An Arizona native told me when he was growing up he thought Globe-Miami was the name of a single town because they were always linked in weather forecasts.
Miami is a little sister to Globe and both towns share the challenges that have come with the decline of copper mining in the region.
That explains a lot about Miami's business district, which has a wealth of historic buildings but few merchants. Too many buildings are boarded up and begging for renovation. That includes the Traveler's Hotel (below left) on Sullivan Street.
The red and blue building (below right) was a Miami firehouse and later a hotel. Colorful downtown buildings have brightened up what would otherwise be a black and white historic district.
One of the town's most popular restaurant's is Guayo's El Rey, a fixture here since 1938. Greg and Dorine Esparza are third-generation owners of the family business and they've been running it for 30 years.
The Bullion Plaza Cultural Center & Museum, 150 N. Plaza Circle, tells the stories of the Miami's mining history. It's open Thursday to Saturday 11 a.m. to 3 p.m. and Sunday from noon to 3 p.m. At one point it was a segregated school serving Mexican-American pupils.
Another bright spot in Miami is the gleaming Our Lady of Blessed Sacrament Catholic Church. Built in 1917, it was added to the National Register of Historic Places in 2008.
The Copper Miner's Rest bed and breakfast on Chisolm Avenue has an interesting history. It was the Soderman Building constructed from 1917-21 to replace a 1910 frame building.
The Sodermans operated operated a rooming house and the Wasa Bar, named for a region in their native Finland. Naturally, it included a Finnish sauna that was in use until 1950.
Don't miss nearby Globe to the east: http://www.ontheroadarizona.com/globe.html
The Miami Library, 282 S. Adonis Ave., is in a former gymnasium that houses the Miami High School Sports Hall of Fame.
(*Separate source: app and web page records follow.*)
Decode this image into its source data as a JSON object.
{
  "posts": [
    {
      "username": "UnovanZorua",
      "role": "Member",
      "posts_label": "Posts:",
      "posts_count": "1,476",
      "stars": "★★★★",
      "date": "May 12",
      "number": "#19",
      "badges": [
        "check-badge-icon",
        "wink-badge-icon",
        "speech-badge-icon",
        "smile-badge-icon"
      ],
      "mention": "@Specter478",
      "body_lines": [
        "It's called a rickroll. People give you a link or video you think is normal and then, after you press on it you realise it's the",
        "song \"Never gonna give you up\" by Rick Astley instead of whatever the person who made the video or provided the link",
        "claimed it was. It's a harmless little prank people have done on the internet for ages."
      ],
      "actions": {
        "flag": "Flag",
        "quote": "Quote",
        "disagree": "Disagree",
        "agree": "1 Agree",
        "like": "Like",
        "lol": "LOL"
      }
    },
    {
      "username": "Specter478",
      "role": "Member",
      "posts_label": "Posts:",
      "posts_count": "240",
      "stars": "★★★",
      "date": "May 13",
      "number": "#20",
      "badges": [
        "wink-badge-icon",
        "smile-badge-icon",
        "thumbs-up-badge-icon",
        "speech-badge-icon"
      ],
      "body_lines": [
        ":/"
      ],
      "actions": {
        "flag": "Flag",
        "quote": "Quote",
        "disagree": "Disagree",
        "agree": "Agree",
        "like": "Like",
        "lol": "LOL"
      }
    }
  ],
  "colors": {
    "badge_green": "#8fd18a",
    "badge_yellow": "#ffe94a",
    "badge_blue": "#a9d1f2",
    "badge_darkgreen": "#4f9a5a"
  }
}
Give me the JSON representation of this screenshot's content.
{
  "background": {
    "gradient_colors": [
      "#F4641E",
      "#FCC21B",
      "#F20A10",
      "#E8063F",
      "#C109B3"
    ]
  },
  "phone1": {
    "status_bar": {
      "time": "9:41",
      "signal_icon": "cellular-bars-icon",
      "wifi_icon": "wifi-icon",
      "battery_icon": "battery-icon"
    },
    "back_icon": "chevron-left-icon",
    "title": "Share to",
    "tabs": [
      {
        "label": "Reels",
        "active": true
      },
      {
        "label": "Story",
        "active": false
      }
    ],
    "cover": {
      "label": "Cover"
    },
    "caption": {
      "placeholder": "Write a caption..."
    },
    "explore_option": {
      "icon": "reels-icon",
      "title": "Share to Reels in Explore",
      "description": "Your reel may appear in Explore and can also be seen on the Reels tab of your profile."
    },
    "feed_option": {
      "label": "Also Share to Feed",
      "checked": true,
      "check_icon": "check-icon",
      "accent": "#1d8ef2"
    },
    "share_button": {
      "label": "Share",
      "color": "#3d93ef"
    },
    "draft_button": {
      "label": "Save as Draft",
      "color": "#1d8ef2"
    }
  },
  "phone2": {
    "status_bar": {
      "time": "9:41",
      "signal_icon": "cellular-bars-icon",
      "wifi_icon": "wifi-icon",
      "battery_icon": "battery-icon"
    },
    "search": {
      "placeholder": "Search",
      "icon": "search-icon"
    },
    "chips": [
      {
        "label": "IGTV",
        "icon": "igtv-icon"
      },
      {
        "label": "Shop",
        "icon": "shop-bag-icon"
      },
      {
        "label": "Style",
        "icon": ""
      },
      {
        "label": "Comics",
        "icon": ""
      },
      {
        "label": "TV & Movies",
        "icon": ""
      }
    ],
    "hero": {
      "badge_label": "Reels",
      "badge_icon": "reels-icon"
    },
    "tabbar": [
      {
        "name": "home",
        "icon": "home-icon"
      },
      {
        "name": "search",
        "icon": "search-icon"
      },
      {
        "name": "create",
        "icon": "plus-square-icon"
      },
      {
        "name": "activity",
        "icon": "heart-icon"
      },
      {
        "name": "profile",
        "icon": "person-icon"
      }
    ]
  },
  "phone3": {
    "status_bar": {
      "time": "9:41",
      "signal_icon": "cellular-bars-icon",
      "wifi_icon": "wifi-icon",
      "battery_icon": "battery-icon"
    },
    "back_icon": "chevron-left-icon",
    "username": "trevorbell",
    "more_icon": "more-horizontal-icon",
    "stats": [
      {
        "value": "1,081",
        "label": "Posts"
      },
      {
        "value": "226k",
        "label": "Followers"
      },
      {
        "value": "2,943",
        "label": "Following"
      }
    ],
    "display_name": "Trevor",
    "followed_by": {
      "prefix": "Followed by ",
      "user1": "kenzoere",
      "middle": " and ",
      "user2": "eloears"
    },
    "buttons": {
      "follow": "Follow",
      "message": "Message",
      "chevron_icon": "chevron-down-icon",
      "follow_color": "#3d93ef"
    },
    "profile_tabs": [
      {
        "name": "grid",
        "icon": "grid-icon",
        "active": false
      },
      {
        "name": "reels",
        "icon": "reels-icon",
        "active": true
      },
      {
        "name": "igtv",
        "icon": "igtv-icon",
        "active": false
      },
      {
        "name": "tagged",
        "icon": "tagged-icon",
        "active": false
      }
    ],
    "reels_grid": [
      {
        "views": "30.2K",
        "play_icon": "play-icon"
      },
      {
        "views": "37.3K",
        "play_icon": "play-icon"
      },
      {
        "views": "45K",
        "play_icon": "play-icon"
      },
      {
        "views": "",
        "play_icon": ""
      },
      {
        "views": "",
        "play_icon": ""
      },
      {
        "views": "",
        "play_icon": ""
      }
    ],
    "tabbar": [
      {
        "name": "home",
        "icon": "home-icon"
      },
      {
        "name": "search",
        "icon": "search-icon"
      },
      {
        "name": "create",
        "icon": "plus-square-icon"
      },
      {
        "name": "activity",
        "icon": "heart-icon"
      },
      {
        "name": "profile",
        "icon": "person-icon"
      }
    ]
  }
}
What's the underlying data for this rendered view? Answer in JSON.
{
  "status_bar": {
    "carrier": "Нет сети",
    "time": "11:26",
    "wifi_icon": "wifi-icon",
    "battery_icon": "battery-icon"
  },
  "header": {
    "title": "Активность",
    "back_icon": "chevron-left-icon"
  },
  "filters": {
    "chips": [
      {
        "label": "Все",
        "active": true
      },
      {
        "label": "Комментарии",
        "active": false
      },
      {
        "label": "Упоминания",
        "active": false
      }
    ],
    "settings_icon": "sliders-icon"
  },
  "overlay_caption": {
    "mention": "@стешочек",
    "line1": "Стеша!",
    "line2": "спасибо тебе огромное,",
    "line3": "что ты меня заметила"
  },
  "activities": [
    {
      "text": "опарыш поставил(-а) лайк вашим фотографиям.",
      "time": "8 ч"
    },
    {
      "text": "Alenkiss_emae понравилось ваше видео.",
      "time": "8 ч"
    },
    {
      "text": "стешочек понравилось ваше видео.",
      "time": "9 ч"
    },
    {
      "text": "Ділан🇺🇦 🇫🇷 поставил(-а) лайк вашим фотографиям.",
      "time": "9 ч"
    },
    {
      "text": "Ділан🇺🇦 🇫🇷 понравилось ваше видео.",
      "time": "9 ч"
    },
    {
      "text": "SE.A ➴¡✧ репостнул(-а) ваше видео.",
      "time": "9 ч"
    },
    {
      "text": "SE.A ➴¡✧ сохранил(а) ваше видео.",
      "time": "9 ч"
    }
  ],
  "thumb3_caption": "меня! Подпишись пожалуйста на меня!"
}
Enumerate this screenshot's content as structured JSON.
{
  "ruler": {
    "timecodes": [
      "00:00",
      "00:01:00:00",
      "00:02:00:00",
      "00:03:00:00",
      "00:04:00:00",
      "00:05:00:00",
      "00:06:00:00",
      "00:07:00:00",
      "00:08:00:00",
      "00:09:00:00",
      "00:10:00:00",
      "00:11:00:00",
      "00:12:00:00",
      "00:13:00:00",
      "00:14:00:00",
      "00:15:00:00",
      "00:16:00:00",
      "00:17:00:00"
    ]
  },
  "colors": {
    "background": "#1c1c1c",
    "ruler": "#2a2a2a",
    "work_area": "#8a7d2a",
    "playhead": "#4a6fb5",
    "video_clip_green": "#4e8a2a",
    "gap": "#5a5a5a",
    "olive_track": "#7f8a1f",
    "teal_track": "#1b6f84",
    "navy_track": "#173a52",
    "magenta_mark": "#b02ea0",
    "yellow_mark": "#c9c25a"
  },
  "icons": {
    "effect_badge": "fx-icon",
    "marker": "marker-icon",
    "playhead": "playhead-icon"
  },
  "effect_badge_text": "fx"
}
It also has four panoramic photos of Miami from a century ago and other town artifacts.